- **Task brief**: From top to bottom, restate the entries below word for word.

══ Exercise data ══

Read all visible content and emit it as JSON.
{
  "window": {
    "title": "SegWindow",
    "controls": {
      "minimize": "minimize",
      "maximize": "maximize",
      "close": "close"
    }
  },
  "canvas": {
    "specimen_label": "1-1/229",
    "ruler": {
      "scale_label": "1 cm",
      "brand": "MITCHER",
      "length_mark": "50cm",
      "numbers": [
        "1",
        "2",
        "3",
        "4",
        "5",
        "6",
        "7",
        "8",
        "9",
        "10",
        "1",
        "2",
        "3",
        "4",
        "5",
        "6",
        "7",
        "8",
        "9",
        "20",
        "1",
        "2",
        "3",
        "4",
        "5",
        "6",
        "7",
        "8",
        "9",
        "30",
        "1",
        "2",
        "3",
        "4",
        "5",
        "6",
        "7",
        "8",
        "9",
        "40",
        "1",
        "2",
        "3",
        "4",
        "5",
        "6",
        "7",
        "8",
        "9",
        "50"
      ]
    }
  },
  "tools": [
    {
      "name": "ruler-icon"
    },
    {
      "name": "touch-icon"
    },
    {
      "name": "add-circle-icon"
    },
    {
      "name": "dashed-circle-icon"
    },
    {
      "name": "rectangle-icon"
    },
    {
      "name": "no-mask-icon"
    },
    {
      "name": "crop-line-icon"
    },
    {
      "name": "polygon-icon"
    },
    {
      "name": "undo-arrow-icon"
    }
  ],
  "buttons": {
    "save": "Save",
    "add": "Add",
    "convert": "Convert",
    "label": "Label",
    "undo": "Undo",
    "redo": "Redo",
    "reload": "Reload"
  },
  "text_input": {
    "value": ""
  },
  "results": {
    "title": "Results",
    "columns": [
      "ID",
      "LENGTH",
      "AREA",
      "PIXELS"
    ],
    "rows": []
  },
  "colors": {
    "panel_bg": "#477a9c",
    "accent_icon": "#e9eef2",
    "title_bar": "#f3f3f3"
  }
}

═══

- **Your response**:
Read all visible content and emit it as JSON.
{
  "window": {
    "title": "SegWindow",
    "controls": {
      "minimize": "minimize",
      "maximize": "maximize",
      "close": "close"
    }
  },
  "canvas": {
    "specimen_label": "1-1/229",
    "ruler": {
      "scale_label": "1 cm",
      "brand": "MITCHER",
      "length_mark": "50cm",
      "numbers": [
        "1",
        "2",
        "3",
        "4",
        "5",
        "6",
        "7",
        "8",
        "9",
        "10",
        "1",
        "2",
        "3",
        "4",
        "5",
        "6",
        "7",
        "8",
        "9",
        "20",
        "1",
        "2",
        "3",
        "4",
        "5",
        "6",
        "7",
        "8",
        "9",
        "30",
        "1",
        "2",
        "3",
        "4",
        "5",
        "6",
        "7",
        "8",
        "9",
        "40",
        "1",
        "2",
        "3",
        "4",
        "5",
        "6",
        "7",
        "8",
        "9",
        "50"
      ]
    }
  },
  "tools": [
    {
      "name": "ruler-icon"
    },
    {
      "name": "touch-icon"
    },
    {
      "name": "add-circle-icon"
    },
    {
      "name": "dashed-circle-icon"
    },
    {
      "name": "rectangle-icon"
    },
    {
      "name": "no-mask-icon"
    },
    {
      "name": "crop-line-icon"
    },
    {
      "name": "polygon-icon"
    },
    {
      "name": "undo-arrow-icon"
    }
  ],
  "buttons": {
    "save": "Save",
    "add": "Add",
    "convert": "Convert",
    "label": "Label",
    "undo": "Undo",
    "redo": "Redo",
    "reload": "Reload"
  },
  "text_input": {
    "value": ""
  },
  "results": {
    "title": "Results",
    "columns": [
      "ID",
      "LENGTH",
      "AREA",
      "PIXELS"
    ],
    "rows": []
  },
  "colors": {
    "panel_bg": "#477a9c",
    "accent_icon": "#e9eef2",
    "title_bar": "#f3f3f3"
  }
}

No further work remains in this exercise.